The GBA sound format is commonly known as Sappy, some people know it by other names but if you wander into anywhere versed in GBA hacking and say I want to know about sappy then people will at least know what you are talking about.
Folks working in fire emblem, advance wars, some golden sun stuff (though they took things in a fairly different direction) and pokemon have some worked examples, however some of them have some very odd ideas about things at times (it was about the time I was watching someone explain fixing pointers using a tile editor that I wondered what had led me to that point). is good and has a bit as well.

I did have a bit in my GBA and DS hacking docs (linked for DS in a second) but I find sappy music hacking terribly boring so what is there is pretty minimal.

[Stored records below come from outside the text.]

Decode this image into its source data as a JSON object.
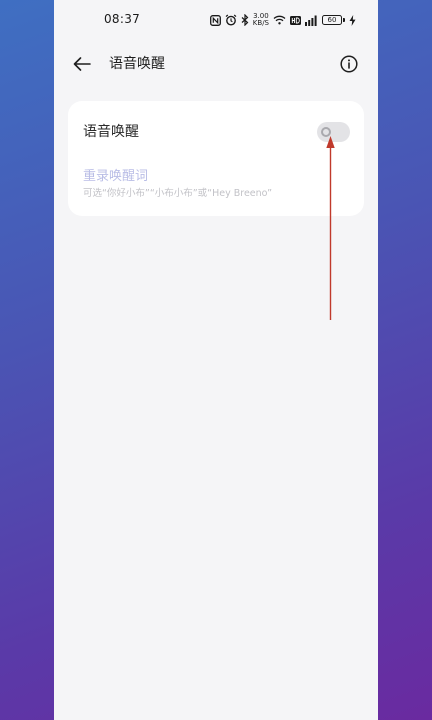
{
  "status_bar": {
    "time": "08:37",
    "net_speed_value": "3.00",
    "net_speed_unit": "KB/S",
    "battery_level": "60",
    "icons": [
      "nfc-icon",
      "alarm-icon",
      "bluetooth-icon",
      "wifi-icon",
      "hd-icon",
      "signal-icon",
      "battery-icon",
      "charging-icon"
    ]
  },
  "header": {
    "title": "语音唤醒",
    "back_icon": "arrow-left-icon",
    "info_icon": "info-icon"
  },
  "settings": {
    "voice_wake": {
      "label": "语音唤醒",
      "enabled": false
    },
    "rerecord": {
      "title": "重录唤醒词",
      "description": "可选“你好小布”“小布小布”或“Hey Breeno”"
    }
  },
  "colors": {
    "annotation_arrow": "#c0392b",
    "disabled_text": "#b9bde6",
    "card_background": "#ffffff",
    "page_background": "#f5f5f7"
  }
}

On the other hand it should have links for the various downloads and tools used.
Some of the better hacks are probably the golden sun voice acting experiment and the Final Fantasy audio restorations for the GBA versions of 4, 5 and 6. The author is a regular around here as well so there is that.

With a bit of effort you can turn a midi or some other tracker format into something the engine will recognise and have it play in a game.

The DS sound format is called SDAT. Percentage wise it is probably even more popular than sappy is on the GBA. is my hacking docs for the GBA and DS, it covers quite a bit of stuff you can do with SDAT. and if you want some more low level stuff.

What you can do varies with the game or the level of hacking you want to go in for (there is a streaming audio format known as STRM that the compiler leaves out if the game does not use it, the DS does feature hardware decoding for (AD)PCM though so you can hack in something to pipe it to that instead). On the other hand if you are more concerned with tracker/sequenced audio then you can quite easily convert and insert midi into it and basically every game with SDAT will use SSEQ streaming, you may have to change the instrument bank but that is nothing too drastic either.
SDAT is then threefold
STRM streaming audio, not terribly commonly seen but very much part of it all.
SSEQ sequenced audio, flanked by SBNK sound banks
SWAR/SWAV. Technically this is wave but the sizes available are such that it is more samples and SFX type things, very occasional a short monologue (Castlevania portrait or ruin).

They various get packed together, have a header file that determines a lot and a bit more besides but if you are at all used to computer audio it should not pose much of a problem.

Equally when games do not use the above formats on the two systems it is usually a common format in general audio (everything from wave to tracker formats like XM), something very closely related to those (headerless wave files/raw PCM in some cases on the DS) or something common in game dev and likely well known/documented (cri middleware's ADX format is seen sometimes on the DS). I cover some of the alternatives seen on the DS in my docs and there might be more in